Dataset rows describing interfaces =
• • • • •
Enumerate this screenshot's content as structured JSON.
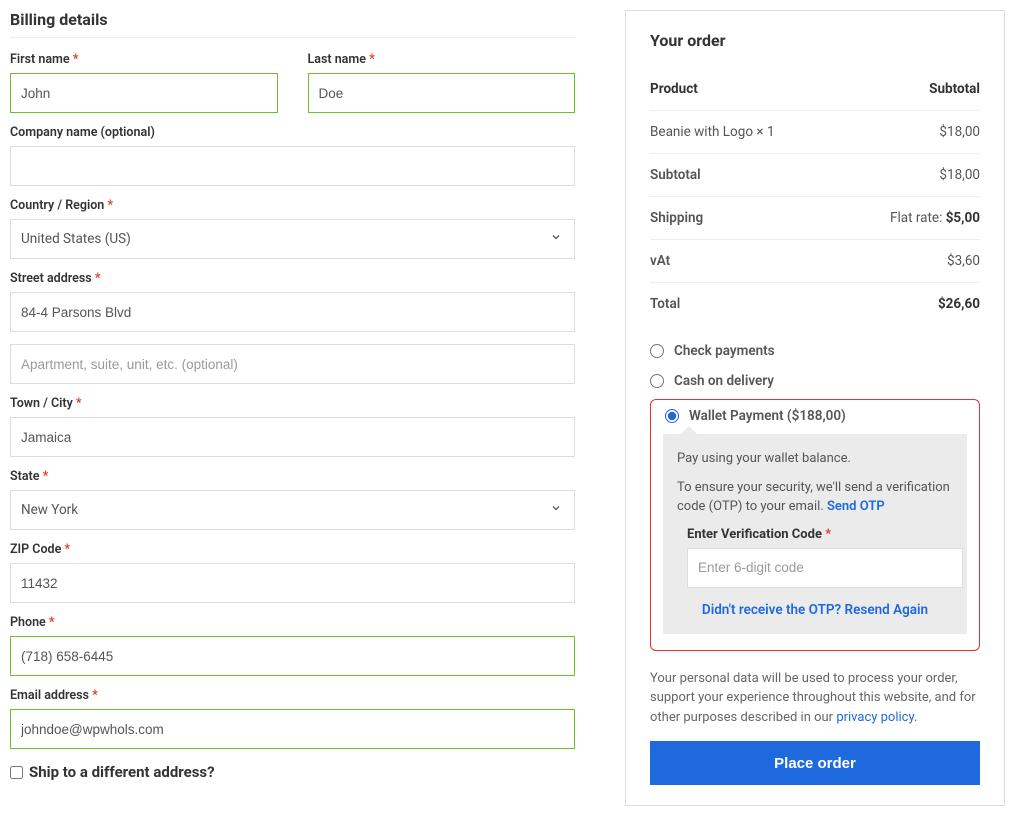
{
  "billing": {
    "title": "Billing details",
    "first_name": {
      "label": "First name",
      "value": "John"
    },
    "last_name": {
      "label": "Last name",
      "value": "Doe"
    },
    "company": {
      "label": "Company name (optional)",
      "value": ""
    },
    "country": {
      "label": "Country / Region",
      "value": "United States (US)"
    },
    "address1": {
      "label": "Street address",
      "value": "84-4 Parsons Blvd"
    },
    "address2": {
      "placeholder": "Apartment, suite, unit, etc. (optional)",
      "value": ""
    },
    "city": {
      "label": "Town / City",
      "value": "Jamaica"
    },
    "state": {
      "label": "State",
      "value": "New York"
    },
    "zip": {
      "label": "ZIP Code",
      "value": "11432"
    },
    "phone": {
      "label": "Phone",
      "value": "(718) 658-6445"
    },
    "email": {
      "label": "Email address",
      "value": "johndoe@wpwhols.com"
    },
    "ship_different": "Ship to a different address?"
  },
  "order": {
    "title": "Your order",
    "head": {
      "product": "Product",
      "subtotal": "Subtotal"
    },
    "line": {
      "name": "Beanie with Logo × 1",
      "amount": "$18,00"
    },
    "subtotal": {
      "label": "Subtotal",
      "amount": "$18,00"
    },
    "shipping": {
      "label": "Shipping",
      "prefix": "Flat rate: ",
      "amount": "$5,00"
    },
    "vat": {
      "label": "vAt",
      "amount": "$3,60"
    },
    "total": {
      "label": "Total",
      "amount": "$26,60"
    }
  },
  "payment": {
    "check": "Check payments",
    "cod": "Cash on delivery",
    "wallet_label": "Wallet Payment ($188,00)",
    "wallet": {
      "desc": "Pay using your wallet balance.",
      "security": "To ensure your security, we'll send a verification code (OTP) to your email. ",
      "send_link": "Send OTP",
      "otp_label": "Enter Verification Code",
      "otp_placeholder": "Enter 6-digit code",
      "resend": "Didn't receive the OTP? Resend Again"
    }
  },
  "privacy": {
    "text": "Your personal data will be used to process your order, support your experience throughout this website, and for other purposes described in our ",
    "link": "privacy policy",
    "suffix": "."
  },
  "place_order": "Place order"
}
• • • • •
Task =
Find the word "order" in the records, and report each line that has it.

Output for this exercise =
  "order": {
    "title": "Your order",
    "text": "Your personal data will be used to process your order, support your experience throughout this website, and for other purposes described in our ",
  "place_order": "Place order"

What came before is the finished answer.